The first time I actually saw my mother the patient, was after her surgery. A giant scar that ran from behind her ear down to the front of her shoulder marked the gap the operation had left in her neck, and it was obvious she was in a lot of pain. My parents initially didn't want my sister and me to see her like this, but I assured them that nothing we could find in that hospital bed would be half as scary as what we were imagening in our heads. It was frightening and awful to see someone you love so much in such a state, but we have never been closer as a family. Almost immediately after the surgery my mother had to report back for chemo and radiation. Having cancelled my travel plans and being the one living closest to the hospital, I spent a lot of time with her there and I am still very happy with every minute. It's a rare comfort to actually be able to do something when life is cruel to your loved ones, and those hours spent reading to her, playing cards with her or just sitting there, felt like the most important job in the world to me. It's no fun to watch poison eat away at your mother, but it's a lot better than not being there and feeling powerless.

We were all on our best behaviour, mostly saving our self-pity and bitching for private moments with friends, and trying to be strong for eachother, but towards the end of my mother's treatment, our thin saint-like veneer was starting to crack. It was the shittiest christmas ever. We didn't mean for it to be like that, but the whole thing was wearing us out. Because my mother couldn't enjoy food, we made no effort to do the whole christmas dinner thing, especially since my parents had to leave for the final week of chemo treatment on boxing day. We were snapping at eachother left and right and frankly, we just couldn't stand to hear the word cancer one more time. On boxing day, my sister went to have christmas dinner with her boyfriend's family, my parents left for Amsterdam, and since my boyfriend at the time was in Cambodia and I didn't want to bug my friends, I stayed at home with my shitty shitty mood. And that's when the phone rang. "Yeah, so we're putting a dinner together with some people, nothing fancy just six of us with some food and wine, and you're coming. I don't care how you get here or when, but you are coming and we're going to have a laugh and a drink together tonight." Naturally I was very happy to oblige, and this is just one example of the way my friends have been fantastic throughout the whole thing.

Two years have past since that dreadful phone call and it was weird to once again be back in that hospital. There are no sore thumbs here. Everyone you see either has cancer or is visiting someone who has it, so the atmosphere is very subdued and respectful. Sitting in the waiting room we saw two sisters coming out of a doctor's office, obviously having received horrible news. As we watched them collapse into eachother's arms we looked straight ahead in silence. We both hoped they'd would be okay, but mainly never to be in their shoes ever again.

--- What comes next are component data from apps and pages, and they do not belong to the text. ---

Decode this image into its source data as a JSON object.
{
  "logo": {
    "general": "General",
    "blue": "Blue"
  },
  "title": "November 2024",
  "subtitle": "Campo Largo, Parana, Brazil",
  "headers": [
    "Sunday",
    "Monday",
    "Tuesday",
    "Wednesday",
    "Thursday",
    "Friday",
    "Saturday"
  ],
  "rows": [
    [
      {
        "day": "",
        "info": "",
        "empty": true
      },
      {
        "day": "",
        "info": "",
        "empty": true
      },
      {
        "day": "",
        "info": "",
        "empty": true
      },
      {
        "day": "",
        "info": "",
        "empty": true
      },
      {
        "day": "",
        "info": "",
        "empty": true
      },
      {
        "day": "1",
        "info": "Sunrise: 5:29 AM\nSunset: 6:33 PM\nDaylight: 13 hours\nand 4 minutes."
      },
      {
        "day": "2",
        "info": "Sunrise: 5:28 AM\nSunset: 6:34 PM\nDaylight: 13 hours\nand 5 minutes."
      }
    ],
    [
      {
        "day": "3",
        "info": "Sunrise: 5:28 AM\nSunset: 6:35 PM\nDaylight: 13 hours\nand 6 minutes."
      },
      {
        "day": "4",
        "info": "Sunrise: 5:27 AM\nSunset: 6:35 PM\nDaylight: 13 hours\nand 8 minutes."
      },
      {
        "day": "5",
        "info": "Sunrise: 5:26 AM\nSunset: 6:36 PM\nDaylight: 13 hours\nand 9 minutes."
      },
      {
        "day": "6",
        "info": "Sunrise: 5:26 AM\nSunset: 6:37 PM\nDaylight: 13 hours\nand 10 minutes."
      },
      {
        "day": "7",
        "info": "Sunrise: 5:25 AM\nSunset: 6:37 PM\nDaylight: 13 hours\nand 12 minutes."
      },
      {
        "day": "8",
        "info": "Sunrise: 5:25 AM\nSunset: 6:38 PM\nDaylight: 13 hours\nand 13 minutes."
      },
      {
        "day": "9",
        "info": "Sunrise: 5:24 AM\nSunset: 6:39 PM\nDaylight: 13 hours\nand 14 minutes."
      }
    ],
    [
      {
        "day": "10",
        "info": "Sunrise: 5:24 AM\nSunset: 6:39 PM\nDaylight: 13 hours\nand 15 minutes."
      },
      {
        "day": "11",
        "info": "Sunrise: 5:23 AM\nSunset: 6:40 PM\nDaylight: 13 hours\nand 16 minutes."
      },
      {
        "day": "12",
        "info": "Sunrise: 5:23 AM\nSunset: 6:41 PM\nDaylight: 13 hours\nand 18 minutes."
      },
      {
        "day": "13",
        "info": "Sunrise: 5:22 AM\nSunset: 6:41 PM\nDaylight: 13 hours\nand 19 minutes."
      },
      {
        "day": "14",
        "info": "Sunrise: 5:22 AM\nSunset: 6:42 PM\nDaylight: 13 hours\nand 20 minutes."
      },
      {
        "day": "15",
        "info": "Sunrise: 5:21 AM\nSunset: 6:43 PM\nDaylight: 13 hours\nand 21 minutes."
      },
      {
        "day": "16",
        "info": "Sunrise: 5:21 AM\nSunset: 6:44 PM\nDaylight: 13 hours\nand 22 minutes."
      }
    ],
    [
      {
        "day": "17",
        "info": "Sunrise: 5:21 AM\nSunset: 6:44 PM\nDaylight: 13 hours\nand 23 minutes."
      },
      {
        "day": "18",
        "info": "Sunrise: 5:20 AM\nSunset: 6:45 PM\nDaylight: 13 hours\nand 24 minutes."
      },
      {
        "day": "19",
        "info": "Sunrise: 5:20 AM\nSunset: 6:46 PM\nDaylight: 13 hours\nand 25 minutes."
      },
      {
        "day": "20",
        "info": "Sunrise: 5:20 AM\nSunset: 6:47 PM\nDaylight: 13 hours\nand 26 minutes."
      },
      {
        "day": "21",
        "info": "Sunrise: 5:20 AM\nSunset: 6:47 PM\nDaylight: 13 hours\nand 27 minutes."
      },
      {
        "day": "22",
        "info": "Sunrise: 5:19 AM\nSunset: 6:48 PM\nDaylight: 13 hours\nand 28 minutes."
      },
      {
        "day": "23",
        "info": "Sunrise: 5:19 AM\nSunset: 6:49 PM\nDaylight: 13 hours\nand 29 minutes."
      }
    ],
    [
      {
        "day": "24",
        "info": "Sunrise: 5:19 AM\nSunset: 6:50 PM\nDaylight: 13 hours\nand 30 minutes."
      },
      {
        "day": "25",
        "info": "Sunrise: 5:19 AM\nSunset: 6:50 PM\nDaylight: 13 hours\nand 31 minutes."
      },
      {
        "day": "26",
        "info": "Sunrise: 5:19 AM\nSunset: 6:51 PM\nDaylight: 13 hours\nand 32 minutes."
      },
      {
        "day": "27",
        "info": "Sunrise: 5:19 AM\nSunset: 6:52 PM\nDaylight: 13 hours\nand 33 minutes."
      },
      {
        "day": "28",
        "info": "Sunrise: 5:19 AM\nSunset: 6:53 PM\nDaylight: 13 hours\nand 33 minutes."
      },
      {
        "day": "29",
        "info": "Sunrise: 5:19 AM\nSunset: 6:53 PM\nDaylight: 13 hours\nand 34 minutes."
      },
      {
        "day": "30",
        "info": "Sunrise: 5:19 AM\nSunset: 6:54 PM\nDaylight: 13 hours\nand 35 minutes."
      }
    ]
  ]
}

Being the absolute champ that she is, my mother passed all the tests with flying colours, and we were out of there in no time.
As we were about to enter the revolving door that leads to fresh air, she paused and asked me "Is there anything else you might need from this place?". As I looked at her cheeky smile and sparkling eyes I knew I had my mother back. And that is all that matters.

I love you mama!

1 comment:

Lourien said...

Wow! beautifully written. proud of you.